  • novel vaccine candidate;
  • process development;
  • cGMP lot of vaccine

Abstract

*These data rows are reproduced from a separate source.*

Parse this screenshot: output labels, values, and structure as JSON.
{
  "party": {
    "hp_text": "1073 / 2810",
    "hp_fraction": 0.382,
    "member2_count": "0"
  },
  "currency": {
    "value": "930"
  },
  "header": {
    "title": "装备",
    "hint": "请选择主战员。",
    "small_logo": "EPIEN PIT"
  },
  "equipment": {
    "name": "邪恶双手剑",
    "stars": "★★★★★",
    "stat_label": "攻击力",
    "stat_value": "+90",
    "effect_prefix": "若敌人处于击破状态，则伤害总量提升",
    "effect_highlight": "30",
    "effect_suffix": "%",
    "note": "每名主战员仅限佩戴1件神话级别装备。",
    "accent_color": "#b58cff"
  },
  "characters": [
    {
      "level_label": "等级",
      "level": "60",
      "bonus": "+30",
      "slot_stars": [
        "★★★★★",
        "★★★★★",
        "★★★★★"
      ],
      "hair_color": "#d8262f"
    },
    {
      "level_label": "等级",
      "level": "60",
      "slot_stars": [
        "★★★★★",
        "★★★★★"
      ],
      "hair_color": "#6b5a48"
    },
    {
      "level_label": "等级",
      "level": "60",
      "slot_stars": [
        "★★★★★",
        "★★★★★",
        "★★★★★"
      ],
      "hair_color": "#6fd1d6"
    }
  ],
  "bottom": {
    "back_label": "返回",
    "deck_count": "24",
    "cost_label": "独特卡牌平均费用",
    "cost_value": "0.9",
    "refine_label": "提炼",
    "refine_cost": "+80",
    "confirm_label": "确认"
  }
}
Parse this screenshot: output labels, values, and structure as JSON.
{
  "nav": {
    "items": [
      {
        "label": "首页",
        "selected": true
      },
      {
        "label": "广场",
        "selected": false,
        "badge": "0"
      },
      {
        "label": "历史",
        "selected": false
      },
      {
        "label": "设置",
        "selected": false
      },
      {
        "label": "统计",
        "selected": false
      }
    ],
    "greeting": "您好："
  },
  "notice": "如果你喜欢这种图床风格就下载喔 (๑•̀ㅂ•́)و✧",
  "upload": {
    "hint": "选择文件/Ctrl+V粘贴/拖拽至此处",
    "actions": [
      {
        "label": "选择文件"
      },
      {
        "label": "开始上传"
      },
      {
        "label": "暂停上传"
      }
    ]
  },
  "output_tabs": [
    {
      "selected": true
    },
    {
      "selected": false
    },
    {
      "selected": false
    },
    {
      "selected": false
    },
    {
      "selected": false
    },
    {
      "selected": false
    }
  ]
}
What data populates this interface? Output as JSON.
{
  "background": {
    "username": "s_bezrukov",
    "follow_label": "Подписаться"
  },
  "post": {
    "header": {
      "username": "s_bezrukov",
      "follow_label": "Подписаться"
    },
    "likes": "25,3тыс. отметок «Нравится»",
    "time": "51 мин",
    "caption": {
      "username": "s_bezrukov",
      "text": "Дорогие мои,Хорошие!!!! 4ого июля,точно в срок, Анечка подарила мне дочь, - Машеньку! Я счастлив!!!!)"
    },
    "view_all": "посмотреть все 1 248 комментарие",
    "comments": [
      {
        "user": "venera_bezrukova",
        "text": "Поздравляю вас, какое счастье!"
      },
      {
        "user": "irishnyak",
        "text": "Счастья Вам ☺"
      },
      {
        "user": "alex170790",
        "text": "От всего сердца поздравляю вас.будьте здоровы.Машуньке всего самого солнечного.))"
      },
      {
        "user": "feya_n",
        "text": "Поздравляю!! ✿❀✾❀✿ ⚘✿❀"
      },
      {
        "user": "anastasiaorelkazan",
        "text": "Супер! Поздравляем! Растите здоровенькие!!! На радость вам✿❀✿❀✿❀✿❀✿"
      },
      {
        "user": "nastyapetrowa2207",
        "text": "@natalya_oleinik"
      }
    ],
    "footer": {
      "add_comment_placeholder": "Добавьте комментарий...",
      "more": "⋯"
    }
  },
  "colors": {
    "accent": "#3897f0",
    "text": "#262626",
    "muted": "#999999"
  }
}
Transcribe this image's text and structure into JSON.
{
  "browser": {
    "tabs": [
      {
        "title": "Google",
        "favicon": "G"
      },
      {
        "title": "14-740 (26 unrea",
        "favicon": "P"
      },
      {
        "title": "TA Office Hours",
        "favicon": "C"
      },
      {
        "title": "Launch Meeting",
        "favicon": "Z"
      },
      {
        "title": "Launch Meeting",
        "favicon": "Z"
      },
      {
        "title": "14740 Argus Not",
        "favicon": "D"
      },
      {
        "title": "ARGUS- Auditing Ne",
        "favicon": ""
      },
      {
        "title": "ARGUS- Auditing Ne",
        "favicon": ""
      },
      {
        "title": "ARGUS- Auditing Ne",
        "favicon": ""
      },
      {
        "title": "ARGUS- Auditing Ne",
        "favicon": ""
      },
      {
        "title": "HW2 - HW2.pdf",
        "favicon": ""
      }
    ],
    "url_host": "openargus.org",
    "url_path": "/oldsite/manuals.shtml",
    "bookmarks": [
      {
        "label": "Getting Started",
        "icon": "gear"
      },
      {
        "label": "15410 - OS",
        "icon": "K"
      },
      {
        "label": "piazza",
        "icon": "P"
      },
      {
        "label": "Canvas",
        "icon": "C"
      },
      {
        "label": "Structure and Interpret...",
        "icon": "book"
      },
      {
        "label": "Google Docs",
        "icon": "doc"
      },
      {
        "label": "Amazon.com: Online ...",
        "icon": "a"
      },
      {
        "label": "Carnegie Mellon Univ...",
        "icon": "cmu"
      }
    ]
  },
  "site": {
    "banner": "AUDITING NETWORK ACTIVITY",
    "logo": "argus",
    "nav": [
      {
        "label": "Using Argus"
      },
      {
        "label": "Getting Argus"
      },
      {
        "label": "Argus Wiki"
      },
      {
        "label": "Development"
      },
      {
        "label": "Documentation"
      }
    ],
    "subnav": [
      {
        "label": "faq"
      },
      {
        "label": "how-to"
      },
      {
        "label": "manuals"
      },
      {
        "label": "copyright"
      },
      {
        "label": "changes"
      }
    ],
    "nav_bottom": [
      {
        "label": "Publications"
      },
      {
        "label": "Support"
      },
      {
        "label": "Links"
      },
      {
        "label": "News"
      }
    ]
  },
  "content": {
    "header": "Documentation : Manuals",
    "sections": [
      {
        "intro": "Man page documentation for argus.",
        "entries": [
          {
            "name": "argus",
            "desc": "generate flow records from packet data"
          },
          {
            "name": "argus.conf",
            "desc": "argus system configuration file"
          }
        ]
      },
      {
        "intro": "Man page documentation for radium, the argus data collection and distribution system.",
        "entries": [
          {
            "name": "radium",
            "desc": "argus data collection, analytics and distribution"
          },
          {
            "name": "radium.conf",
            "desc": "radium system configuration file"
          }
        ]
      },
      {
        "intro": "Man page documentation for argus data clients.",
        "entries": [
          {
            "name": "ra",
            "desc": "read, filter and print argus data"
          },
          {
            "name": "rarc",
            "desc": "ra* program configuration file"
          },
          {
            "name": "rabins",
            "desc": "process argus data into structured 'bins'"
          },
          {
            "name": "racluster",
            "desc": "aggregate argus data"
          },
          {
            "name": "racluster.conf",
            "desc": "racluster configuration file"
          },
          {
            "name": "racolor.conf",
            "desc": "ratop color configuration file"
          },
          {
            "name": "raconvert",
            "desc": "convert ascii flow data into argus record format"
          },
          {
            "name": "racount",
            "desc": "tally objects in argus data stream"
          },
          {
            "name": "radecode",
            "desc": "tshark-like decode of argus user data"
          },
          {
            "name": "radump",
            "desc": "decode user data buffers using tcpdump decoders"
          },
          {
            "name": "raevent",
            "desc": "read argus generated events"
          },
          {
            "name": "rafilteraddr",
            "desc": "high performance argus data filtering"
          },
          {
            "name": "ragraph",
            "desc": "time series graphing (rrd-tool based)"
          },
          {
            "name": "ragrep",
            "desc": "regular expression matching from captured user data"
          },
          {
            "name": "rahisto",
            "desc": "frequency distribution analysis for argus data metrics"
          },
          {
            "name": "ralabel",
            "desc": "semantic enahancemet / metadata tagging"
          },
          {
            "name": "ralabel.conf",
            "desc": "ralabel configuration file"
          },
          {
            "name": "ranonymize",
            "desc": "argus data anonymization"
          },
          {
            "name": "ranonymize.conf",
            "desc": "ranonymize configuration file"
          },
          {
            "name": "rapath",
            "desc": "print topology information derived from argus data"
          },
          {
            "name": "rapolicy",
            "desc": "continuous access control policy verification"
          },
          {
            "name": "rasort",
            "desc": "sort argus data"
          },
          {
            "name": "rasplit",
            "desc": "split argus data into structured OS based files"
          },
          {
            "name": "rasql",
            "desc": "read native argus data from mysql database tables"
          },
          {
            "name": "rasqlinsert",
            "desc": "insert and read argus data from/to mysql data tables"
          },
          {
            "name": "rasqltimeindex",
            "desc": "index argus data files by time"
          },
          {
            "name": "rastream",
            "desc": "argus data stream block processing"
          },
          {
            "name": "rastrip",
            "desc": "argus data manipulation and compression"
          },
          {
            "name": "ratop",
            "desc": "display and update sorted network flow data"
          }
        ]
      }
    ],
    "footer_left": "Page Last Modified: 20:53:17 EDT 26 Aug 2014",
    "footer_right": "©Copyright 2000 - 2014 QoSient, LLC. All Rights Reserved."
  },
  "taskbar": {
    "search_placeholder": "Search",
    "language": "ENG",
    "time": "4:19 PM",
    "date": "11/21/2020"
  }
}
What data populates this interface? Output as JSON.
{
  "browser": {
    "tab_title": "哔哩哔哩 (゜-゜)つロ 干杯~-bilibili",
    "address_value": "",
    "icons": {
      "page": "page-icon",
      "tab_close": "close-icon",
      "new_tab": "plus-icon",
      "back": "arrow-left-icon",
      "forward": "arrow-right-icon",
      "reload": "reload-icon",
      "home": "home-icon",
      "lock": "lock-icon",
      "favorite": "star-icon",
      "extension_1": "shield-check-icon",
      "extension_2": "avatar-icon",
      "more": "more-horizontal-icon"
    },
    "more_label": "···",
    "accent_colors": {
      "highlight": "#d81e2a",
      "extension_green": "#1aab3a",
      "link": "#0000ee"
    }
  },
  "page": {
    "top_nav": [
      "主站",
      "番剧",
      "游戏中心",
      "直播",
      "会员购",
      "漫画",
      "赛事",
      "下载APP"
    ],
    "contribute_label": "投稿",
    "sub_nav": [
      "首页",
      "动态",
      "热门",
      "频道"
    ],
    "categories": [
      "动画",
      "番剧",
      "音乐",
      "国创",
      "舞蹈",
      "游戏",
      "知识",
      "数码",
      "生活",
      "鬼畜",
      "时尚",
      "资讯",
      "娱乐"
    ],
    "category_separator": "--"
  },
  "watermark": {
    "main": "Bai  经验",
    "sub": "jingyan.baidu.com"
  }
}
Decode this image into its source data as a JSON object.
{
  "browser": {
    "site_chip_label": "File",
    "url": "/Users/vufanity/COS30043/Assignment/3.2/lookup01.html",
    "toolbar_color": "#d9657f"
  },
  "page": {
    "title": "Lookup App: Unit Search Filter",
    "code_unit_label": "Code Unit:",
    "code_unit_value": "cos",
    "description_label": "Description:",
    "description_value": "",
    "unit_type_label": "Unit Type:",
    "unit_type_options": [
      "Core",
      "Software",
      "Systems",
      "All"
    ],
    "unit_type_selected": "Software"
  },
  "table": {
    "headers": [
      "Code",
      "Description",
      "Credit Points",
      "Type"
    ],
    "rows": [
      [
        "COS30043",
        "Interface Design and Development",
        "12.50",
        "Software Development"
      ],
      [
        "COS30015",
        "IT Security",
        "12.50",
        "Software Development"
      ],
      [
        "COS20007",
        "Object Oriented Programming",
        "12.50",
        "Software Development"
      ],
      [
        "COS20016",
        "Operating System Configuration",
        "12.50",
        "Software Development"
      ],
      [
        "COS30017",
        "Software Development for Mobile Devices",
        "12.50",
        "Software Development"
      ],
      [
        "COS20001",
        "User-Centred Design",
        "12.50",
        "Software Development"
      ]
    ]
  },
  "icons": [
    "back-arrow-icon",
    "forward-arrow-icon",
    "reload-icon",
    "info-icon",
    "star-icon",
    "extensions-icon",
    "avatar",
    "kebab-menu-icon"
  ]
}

Ricin is a potent toxin and a potential bioterrorism weapon with no specific countermeasures or vaccines available. The holotoxin is composed of two polypeptide chains linked by a single disulfide bond: the A-chain (RTA), which is an N-glycosidase enzyme, and the B-chain (RTB), a lectin polypeptide that binds galactosyl moieties on the surface of the mammalian target cells. Previously (McHugh et al.), a recombinant truncated form of RTA (rRTA1-33/44-198 protein, herein denoted RVEa™) expressed in Escherichia coli using a codon-optimized gene was shown to be non-toxic, stable, and protective against a ricin challenge in mice. Here, we describe the process development and scale-up at the 12 L fermentation scale, and the current Good Manufacturing Practice (cGMP)-compliant production of RVEc™ at the 40 L scale. The average yield of the final purified bulk RVEc™ is approximately 16 g/kg of wet cell weight or 1.2 g/L of fermentation broth. The RVEc™ was >99% pure by three HPLC methods and SDS-PAGE. The intact mass and peptide mapping analysis of RVEc™ confirmed the identity of the product and is consistent with the absence of posttranslational modifications. Potency assays demonstrated that RVEc™ was immunoprotective against lethal ricin challenge and elicited neutralizing anti-ricin antibodies in 95–100% of the vaccinated mice. Published 2011 American Institute of Chemical Engineers Biotechnol. Prog., 2011.